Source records
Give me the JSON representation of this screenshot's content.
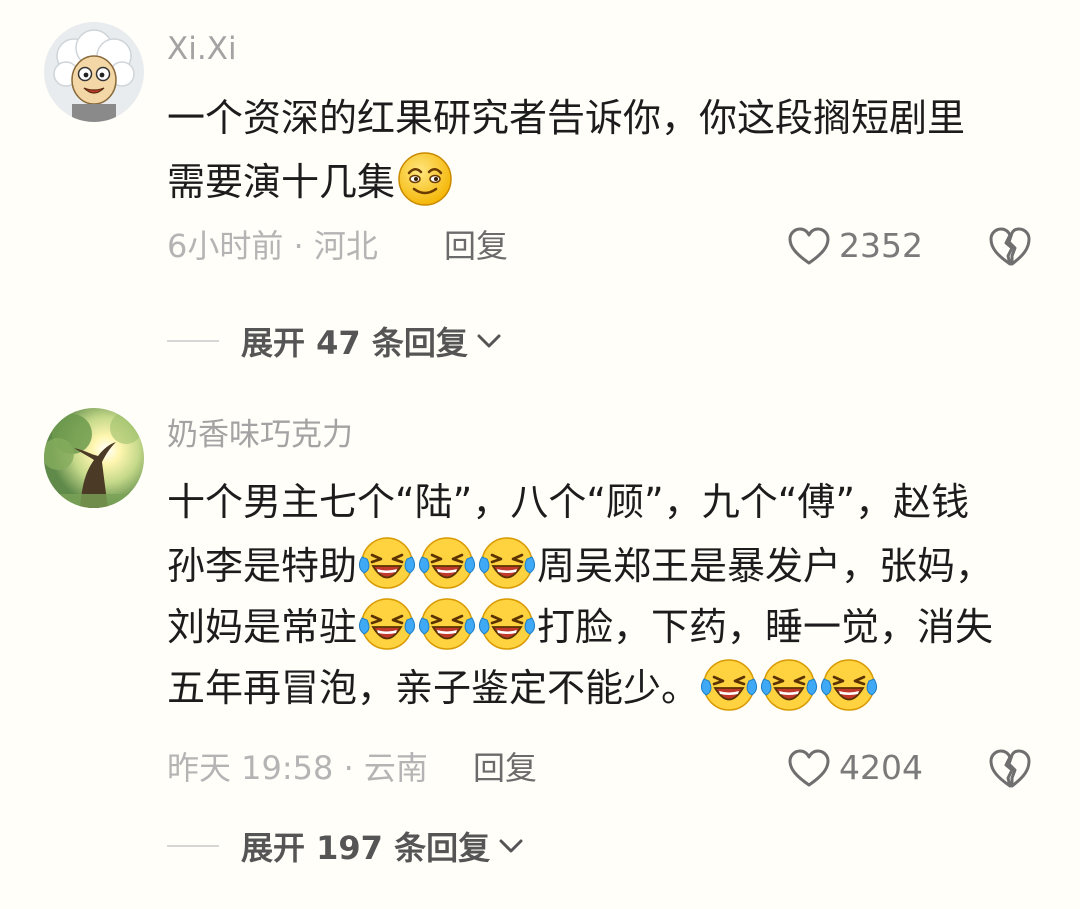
{
  "comments": [
    {
      "username": "Xi.Xi",
      "avatar_icon": "goat-cartoon-avatar",
      "content_lines": [
        [
          {
            "text": "一个资深的红果研究者告诉你，你这段搁短剧里"
          }
        ],
        [
          {
            "text": "需要演十几集"
          },
          {
            "emoji": "smirk-face-emoji"
          }
        ]
      ],
      "time_location": "6小时前 · 河北",
      "reply_label": "回复",
      "like_count": "2352",
      "expand_label": "展开 47 条回复"
    },
    {
      "username": "奶香味巧克力",
      "avatar_icon": "tree-sunlight-avatar",
      "content_lines": [
        [
          {
            "text": "十个男主七个“陆”，八个“顾”，九个“傅”，赵钱"
          }
        ],
        [
          {
            "text": "孙李是特助"
          },
          {
            "emoji": "laugh-cry-emoji"
          },
          {
            "emoji": "laugh-cry-emoji"
          },
          {
            "emoji": "laugh-cry-emoji"
          },
          {
            "text": "周吴郑王是暴发户，张妈，"
          }
        ],
        [
          {
            "text": "刘妈是常驻"
          },
          {
            "emoji": "laugh-cry-emoji"
          },
          {
            "emoji": "laugh-cry-emoji"
          },
          {
            "emoji": "laugh-cry-emoji"
          },
          {
            "text": "打脸，下药，睡一觉，消失"
          }
        ],
        [
          {
            "text": "五年再冒泡，亲子鉴定不能少。"
          },
          {
            "emoji": "laugh-cry-emoji"
          },
          {
            "emoji": "laugh-cry-emoji"
          },
          {
            "emoji": "laugh-cry-emoji"
          }
        ]
      ],
      "time_location": "昨天 19:58 · 云南",
      "reply_label": "回复",
      "like_count": "4204",
      "expand_label": "展开 197 条回复"
    }
  ],
  "colors": {
    "background": "#fffef9",
    "username": "#a3a3a3",
    "content": "#1c1c1c",
    "meta": "#b4b4b4"
  }
}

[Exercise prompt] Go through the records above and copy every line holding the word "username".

[Answer to this exercise]
      "username": "Xi.Xi",
      "username": "奶香味巧克力",
    "username": "#a3a3a3",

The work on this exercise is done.